HarperCollins Canada, 315 pp; $15.19 trade paperback or $13.99 Kobo ebook here.
When I started The Search Angel, I knew this was going to be a book I could not put down. The prologue is an emotional tsunami, and chapter one hits the ground running.
The central character is named Eleanor Sweet. She owns Boston’s best baby shop, but is unable to have a baby of her own. Although we enter the story after the Sweets have been approved for an adoption, it quickly becomes clear that this situation has put a strain on her marriage. The tone quickly turns from joy to frayed nerves and remains that way until the heart-warming end.
After her husband walks out, Eleanor makes the decision to adopt by herself. If that wasn’t enough stress, she must also deal with her new and very loud neighbour, a nearly useless shop assistant, and a depressed dog (he misses Eleanor’s feckless husband). This is a story with multiple layers and that is what makes it artful and enjoyable.
Eleanor, adopted herself, finally decides to search out her birth mother.
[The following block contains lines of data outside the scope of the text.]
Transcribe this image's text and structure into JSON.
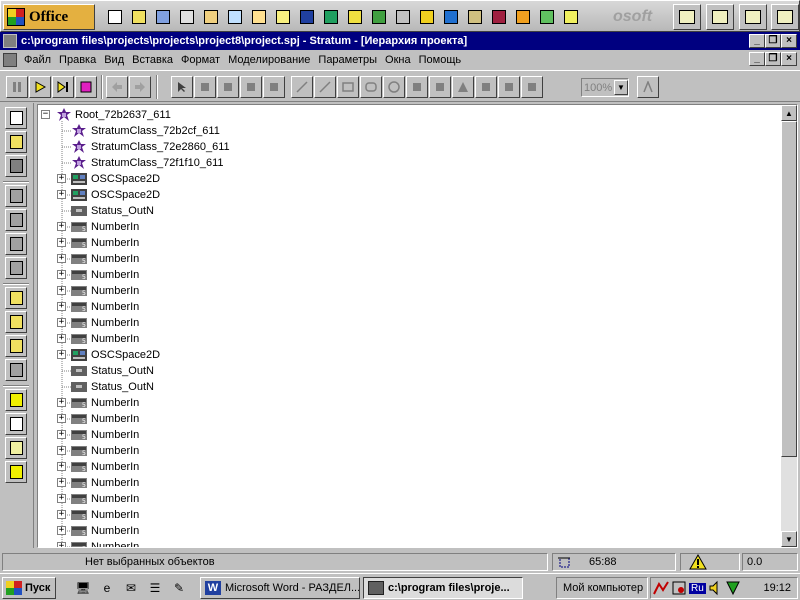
{
  "office_bar": {
    "logo_label": "Office",
    "brand_text": "osoft",
    "buttons": [
      "new-document",
      "open-document",
      "outlook",
      "calendar",
      "tasks",
      "contacts",
      "journal",
      "notes",
      "word",
      "excel",
      "answer-wizard",
      "scheduler",
      "binder",
      "find",
      "internet-explorer",
      "bookshelf",
      "access",
      "paint",
      "network",
      "help"
    ]
  },
  "window": {
    "title": "c:\\program files\\projects\\projects\\project8\\project.spj - Stratum - [Иерархия проекта]",
    "minimize": "_",
    "restore": "❐",
    "close": "×"
  },
  "menu": [
    "Файл",
    "Правка",
    "Вид",
    "Вставка",
    "Формат",
    "Моделирование",
    "Параметры",
    "Окна",
    "Помощь"
  ],
  "toolbar": {
    "zoom": "100%"
  },
  "tree": {
    "root": "Root_72b2637_611",
    "classes": [
      "StratumClass_72b2cf_611",
      "StratumClass_72e2860_611",
      "StratumClass_72f1f10_611"
    ],
    "items": [
      {
        "label": "OSCSpace2D",
        "expandable": true,
        "icon": "osc-space-icon"
      },
      {
        "label": "OSCSpace2D",
        "expandable": true,
        "icon": "osc-space-icon"
      },
      {
        "label": "Status_OutN",
        "expandable": false,
        "icon": "status-out-icon"
      },
      {
        "label": "NumberIn",
        "expandable": true,
        "icon": "number-in-icon"
      },
      {
        "label": "NumberIn",
        "expandable": true,
        "icon": "number-in-icon"
      },
      {
        "label": "NumberIn",
        "expandable": true,
        "icon": "number-in-icon"
      },
      {
        "label": "NumberIn",
        "expandable": true,
        "icon": "number-in-icon"
      },
      {
        "label": "NumberIn",
        "expandable": true,
        "icon": "number-in-icon"
      },
      {
        "label": "NumberIn",
        "expandable": true,
        "icon": "number-in-icon"
      },
      {
        "label": "NumberIn",
        "expandable": true,
        "icon": "number-in-icon"
      },
      {
        "label": "NumberIn",
        "expandable": true,
        "icon": "number-in-icon"
      },
      {
        "label": "OSCSpace2D",
        "expandable": true,
        "icon": "osc-space-icon"
      },
      {
        "label": "Status_OutN",
        "expandable": false,
        "icon": "status-out-icon"
      },
      {
        "label": "Status_OutN",
        "expandable": false,
        "icon": "status-out-icon"
      },
      {
        "label": "NumberIn",
        "expandable": true,
        "icon": "number-in-icon"
      },
      {
        "label": "NumberIn",
        "expandable": true,
        "icon": "number-in-icon"
      },
      {
        "label": "NumberIn",
        "expandable": true,
        "icon": "number-in-icon"
      },
      {
        "label": "NumberIn",
        "expandable": true,
        "icon": "number-in-icon"
      },
      {
        "label": "NumberIn",
        "expandable": true,
        "icon": "number-in-icon"
      },
      {
        "label": "NumberIn",
        "expandable": true,
        "icon": "number-in-icon"
      },
      {
        "label": "NumberIn",
        "expandable": true,
        "icon": "number-in-icon"
      },
      {
        "label": "NumberIn",
        "expandable": true,
        "icon": "number-in-icon"
      },
      {
        "label": "NumberIn",
        "expandable": true,
        "icon": "number-in-icon"
      },
      {
        "label": "NumberIn",
        "expandable": true,
        "icon": "number-in-icon"
      }
    ]
  },
  "status_bar": {
    "message": "Нет выбранных объектов",
    "coords": "65:88",
    "value": "0.0"
  },
  "taskbar": {
    "start_label": "Пуск",
    "tasks": [
      {
        "label": "Microsoft Word - РАЗДЕЛ...",
        "active": false
      },
      {
        "label": "c:\\program files\\proje...",
        "active": true
      }
    ],
    "my_computer": "Мой компьютер",
    "lang": "Ru",
    "clock": "19:12"
  },
  "colors": {
    "face": "#c0c0c0",
    "title_active": "#000080",
    "tree_bg": "#ffffff",
    "node_icon": "#5a1e8c"
  }
}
In doing so, she meets Isabelle, a search angel.
As we follow Eleanor through this major upheaval in her life, she learns things she never wanted to know about herself. Her personality, quirks and emotions are all on display. She’s mercurial and disheveled, almost a child herself.
Tish Cohen’s greatest success here is in creating Eleanor. You will want to laugh with her, cry with her and rage with her. This is no perfectly put-together heroine. She’s flawed and you’ll love her for it.
Tish Cohen is also the author of two young adult books: Switch and The One and Only Zoe Lama, and of Town House. A finalist for the Commonwealth Writers’ Prize Best First Book Award (Canada and Caribbean region) in 2008, Town House is currently in development as a feature film with Fox 2000.
Quick Brown Fox welcomes book reviews and other book related pieces. Quick Brown Fox also welcomes reviews of plays, movies, restaurants or anything else you get up to. Right now, I’d especially love a review of The Purchase by Linda Spalding. If you have questions or a review to submit, email me at firstname.lastname@example.org
Michelle Warner lives and works in Toronto. She spends a lot of her time with her nose buried in a book. She has always liked a good story and is working on improving her creative writing skills. In the past, she has contributed food reviews to an online magazine and continues to blog irregularly about everything and anything here.
See Brian Henry's schedule here, including writing workshops and creative writing courses in Kingston, Peterborough, Toronto, Mississauga, Brampton, Bolton, Caledon, Georgetown, Milton, Oakville, Burlington, St. Catharines, Hamilton, Dundas, Kitchener, Guelph, London, Woodstock, Orangeville, Newmarket, Barrie, Orillia, Sudbury, Muskoka, Peel, Halton, the GTA, Ontario and beyond.